The Tajik people are big on fate. Their version of the islamic saying ‘inshallah’, which is nazeeb boshad, means more like “if fate so wills” than “if Allah so wills”. Maybe this is because Tajikistan has always been a kind of in-between place, where Persian kings stopped awhile but never actually stayed and Chinese merchants passed through taking silks to more wealthy places. In the Soviet times, it was the furthest place out and seems to have got the least attention. When the Soviet Union dissolved, so did Tajikistan’s economy.
The Tajik identity, too, seems to have become lost somewhere along the way, leaving a strange mixture of feelings, opinions, beliefs and customs behind. You can see it in the holiday season happening right now. The dominant religion is Islam, so though there is a word for ‘Jesus’s birthday’, Christmas is of course not celebrated. The more surprising therefore to discover that Christmas trees, office parties, Santa Clauses, and exchange of presents abound – for New Year! It’s called a New Year’s tree, and Santa Claus is called Grandfather Snow, but still … What an integration of customs! I hear there’s to be champagne and fireworks on New Year’s Eve too, surely that’s not traditional Tajik. But I like it!
Working in the pediatric TB hospital has been challenging the last while. Due to funding problems, the hospital has to do without many things. One of those is climate control i.e. heating. Even though the temperature dropped considerably in November, it was not possible for the central heating to be turned on until Dec. 15th. Poor staff, poor children, poor us!
But now it’s on, it’s lovely and toasty and the kids aren’t getting colds any more.
MSF provided each child with a New Year’s present of a coat and one other clothing item to help keep them warm and healthy, plus chocolate and a small toy. Wonderful to see their excited faces and pride in showing off their new jackets.
Although the kids in this hospital don’t have MDR-TB (multidrug-resistant tuberculosis), our project as a whole is very active on the spot, viewing it as one of the best places to nip MDR-TB in the bud, as well as being a jumping-off place for further cooperation with the National TB program.

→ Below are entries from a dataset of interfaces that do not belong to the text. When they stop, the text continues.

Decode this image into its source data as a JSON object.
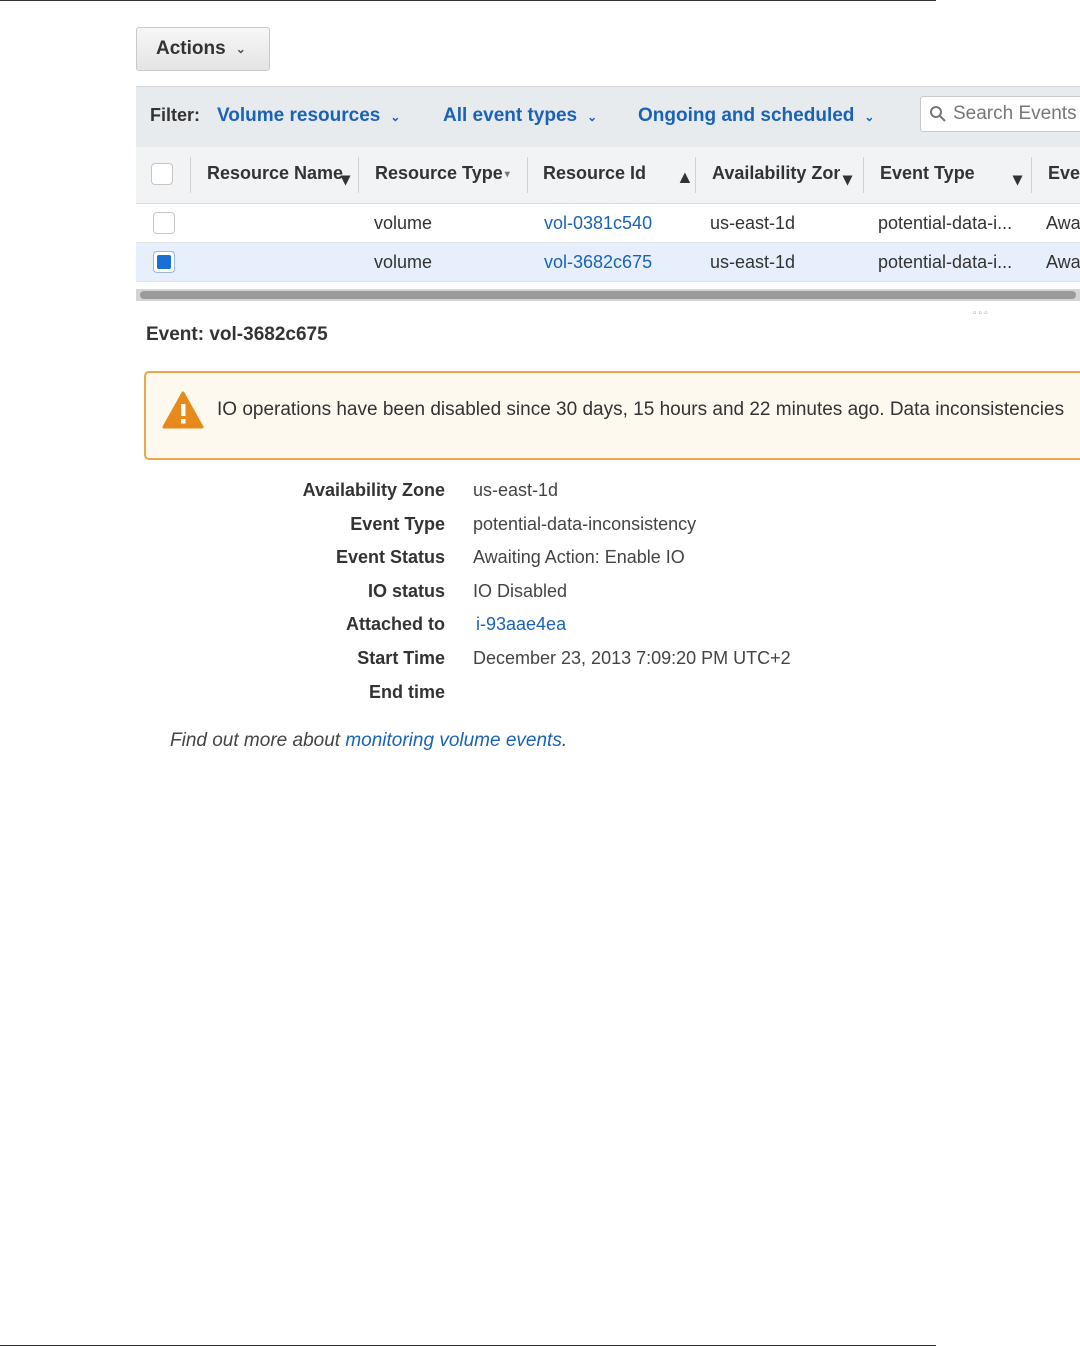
{
  "toolbar": {
    "actions_label": "Actions"
  },
  "filter": {
    "label": "Filter:",
    "resources": "Volume resources",
    "event_types": "All event types",
    "timing": "Ongoing and scheduled",
    "search_placeholder": "Search Events"
  },
  "table": {
    "columns": [
      "Resource Name",
      "Resource Type",
      "Resource Id",
      "Availability Zone",
      "Event Type",
      "Event Status"
    ],
    "rows": [
      {
        "selected": false,
        "resource_name": "",
        "resource_type": "volume",
        "resource_id": "vol-0381c540",
        "availability_zone": "us-east-1d",
        "event_type": "potential-data-i...",
        "event_status": "Awaiting Action: Enable IO"
      },
      {
        "selected": true,
        "resource_name": "",
        "resource_type": "volume",
        "resource_id": "vol-3682c675",
        "availability_zone": "us-east-1d",
        "event_type": "potential-data-i...",
        "event_status": "Awaiting Action: Enable IO"
      }
    ]
  },
  "detail": {
    "title": "Event: vol-3682c675",
    "alert_message": "IO operations have been disabled since 30 days, 15 hours and 22 minutes ago. Data inconsistencies",
    "fields": [
      {
        "label": "Availability Zone",
        "value": "us-east-1d"
      },
      {
        "label": "Event Type",
        "value": "potential-data-inconsistency"
      },
      {
        "label": "Event Status",
        "value": "Awaiting Action: Enable IO"
      },
      {
        "label": "IO status",
        "value": "IO Disabled"
      },
      {
        "label": "Attached to",
        "value": "i-93aae4ea"
      },
      {
        "label": "Start Time",
        "value": "December 23, 2013 7:09:20 PM UTC+2"
      },
      {
        "label": "End time",
        "value": ""
      }
    ],
    "footer_prefix": "Find out more about",
    "footer_link": "monitoring volume events",
    "footer_suffix": "."
  },
  "colors": {
    "link": "#1a62b7",
    "alert_border": "#f0a54a",
    "warning_icon": "#e8891c",
    "selected_row": "#e6effb"
  }
}
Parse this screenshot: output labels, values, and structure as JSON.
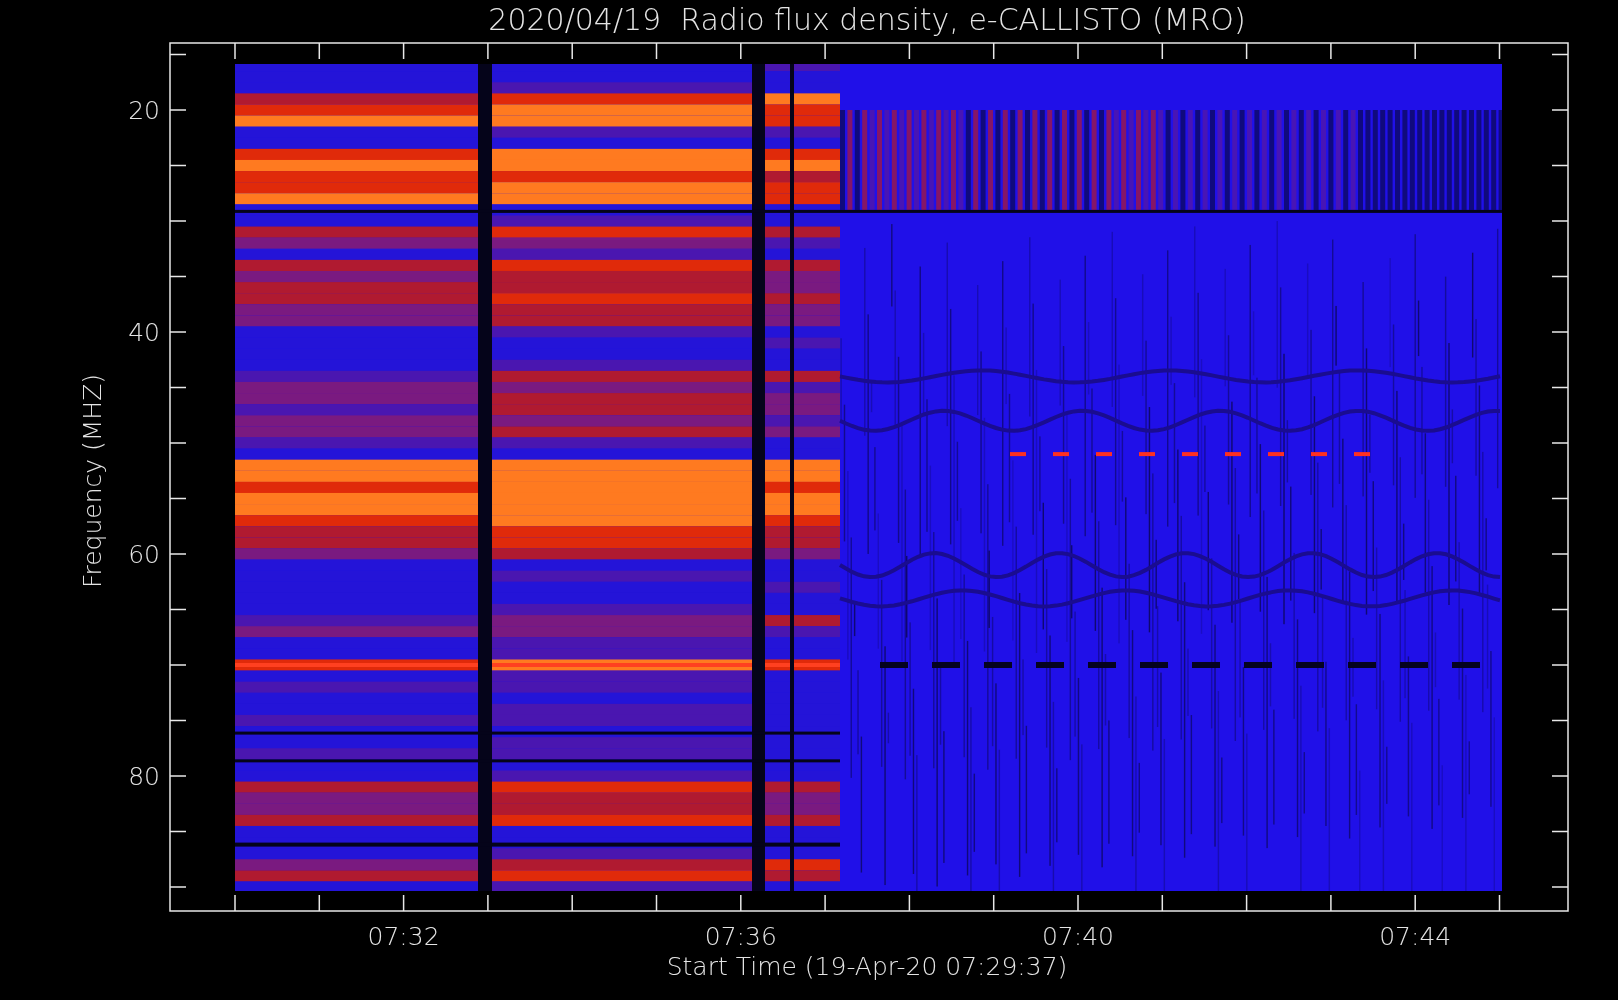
{
  "plot": {
    "title": "2020/04/19  Radio flux density, e-CALLISTO (MRO)",
    "ylabel": "Frequency (MHZ)",
    "xlabel": "Start Time (19-Apr-20 07:29:37)",
    "yticks": [
      "20",
      "40",
      "60",
      "80"
    ],
    "xticks": [
      "07:32",
      "07:36",
      "07:40",
      "07:44"
    ]
  }
}
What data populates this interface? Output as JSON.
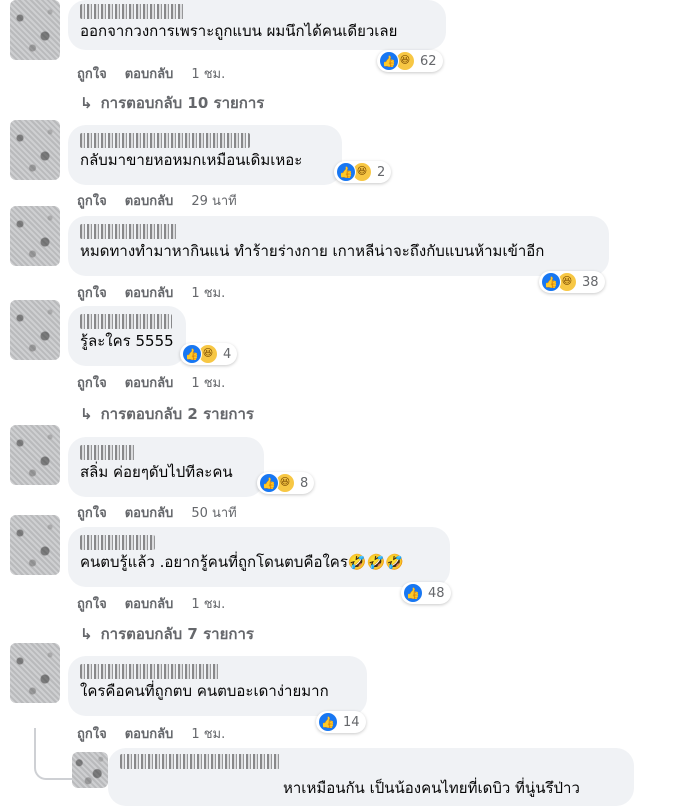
{
  "comments": [
    {
      "text": "ออกจากวงการเพราะถูกแบน ผมนึกได้คนเดียวเลย",
      "count": "62",
      "time": "1 ชม.",
      "replies": "การตอบกลับ 10 รายการ"
    },
    {
      "text": "กลับมาขายหอหมกเหมือนเดิมเหอะ",
      "count": "2",
      "time": "29 นาที"
    },
    {
      "text": "หมดทางทำมาหากินแน่ ทำร้ายร่างกาย เกาหลีน่าจะถึงกับแบนห้ามเข้าอีก",
      "count": "38",
      "time": "1 ชม."
    },
    {
      "text": "รู้ละใคร 5555",
      "count": "4",
      "time": "1 ชม.",
      "replies": "การตอบกลับ 2 รายการ"
    },
    {
      "text": "สลิ่ม ค่อยๆดับไปทีละคน",
      "count": "8",
      "time": "50 นาที"
    },
    {
      "text": "คนตบรู้แล้ว .อยากรู้คนที่ถูกโดนตบคือใคร",
      "emojis": "🤣🤣🤣",
      "count": "48",
      "time": "1 ชม.",
      "replies": "การตอบกลับ 7 รายการ"
    },
    {
      "text": "ใครคือคนที่ถูกตบ คนตบอะเดาง่ายมาก",
      "count": "14",
      "time": "1 ชม."
    }
  ],
  "reply_preview": {
    "text": "หาเหมือนกัน เป็นน้องคนไทยที่เดบิว ที่นู่นรึป่าว"
  },
  "labels": {
    "like": "ถูกใจ",
    "reply": "ตอบกลับ"
  },
  "icons": {
    "like": "like-icon",
    "haha": "haha-icon",
    "reply_arrow": "reply-arrow-icon"
  },
  "colors": {
    "bubble": "#f0f2f5",
    "like": "#1877f2",
    "haha": "#f7c744",
    "secondary_text": "#65676b"
  }
}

Our psychosocial department has developed a play therapy program for the hospitalized kids. Two of our counsellors go in each weekday morning for two hours. We offer health education about TB, give them rules of behavior and cooperation, and the children can choose from different activities that stimulate development, like puzzles, Lego, drawing and coloring, and socially interactive games. What always strikes me is their eagerness to learn and the way they just soak up all the stimulation they’re being offered and even ask for more. With my few words of Tajik, I sometimes try to write down what they’re saying to me, and then they want to know the English word, and before we know it we’re in a mutual language lesson.
Stigma raises its ugly head regularly. Just having TB is a stigma. Sometimes the patients themselves are blamed for getting the disease; sometimes it’s the neighbors who are afraid they’ll catch it from you; some people have a teenage daughter and fear no one will want to marry her. So people are not keen to go to the doctor when their child develops symptoms. The doctors in the past have not been keen to treat children (out-dated belief that children don’t get DR-TB). The families are not keen to have the neighbors know, as word gets around and then they are socially ostracized.
We noticed the problem when our team visited a family down south, where we have been providing transportation money for the DOTS (Direct Observation of Treatment Schedule) nurse, as well as adherence counseling. Counseling is more or less compulsory in TB programs now, as is taking the medication under DOTS. This, in short, is a nurse who watches you swallow every last pill, every day for months and years. We are helping out the DOTS nurse here, because the mother won’t take her child out in public to the community clinic to get the medication, for fear of stigmatization.
If the nurse, who is a competent and lovely woman but quite elderly, happens to be sick or can’t make it, the mother will not allow even a close family relative who has had nursing training to replace her, because then she would have to reveal the nature of her daughter’s illness. This places the daughter at risk for missing treatment and developing more resistance to the drugs. Also the family has decided this girl, who is 15, doesn’t need to go to school anymore, as they will be arranging a marriage for her before long. I hoped to listen in on the session our counsellor had arranged with her, in order to hear more about her fears and so find ways to tackle them, but this too was seen as a possible breach in confidentiality and I was asked to wait outside.
So how are we to tackle this stigma, to start remolding the beliefs and attitudes of these people who are often so poorly educated and even less well-informed about TB, through poverty, cut off from current affairs and information streams?
A grandfather recently took his child home from the hospital against all advice. The child was severely ill, maybe dying, but he couldn’t see that she was getting any better by being in hospital and wanted her home. “What if she dies?” we asked. “Then that’s her fate”, was his answer. We are now moving heaven and earth to treat her at home and she is getting better. Fate? Or medicines?
The Tajiks have been through so much throughout history, I can easily imagine how it’s better for your sanity to shrug your shoulders and put it all down to fate, than to try and fight situations you don’t understand or are powerless to control. In psychology they call this reaction learned helplessness, but I like the Tajik version better: nazeeb boshad.
Still, no reason not to help fate along a bit; we’re working on it!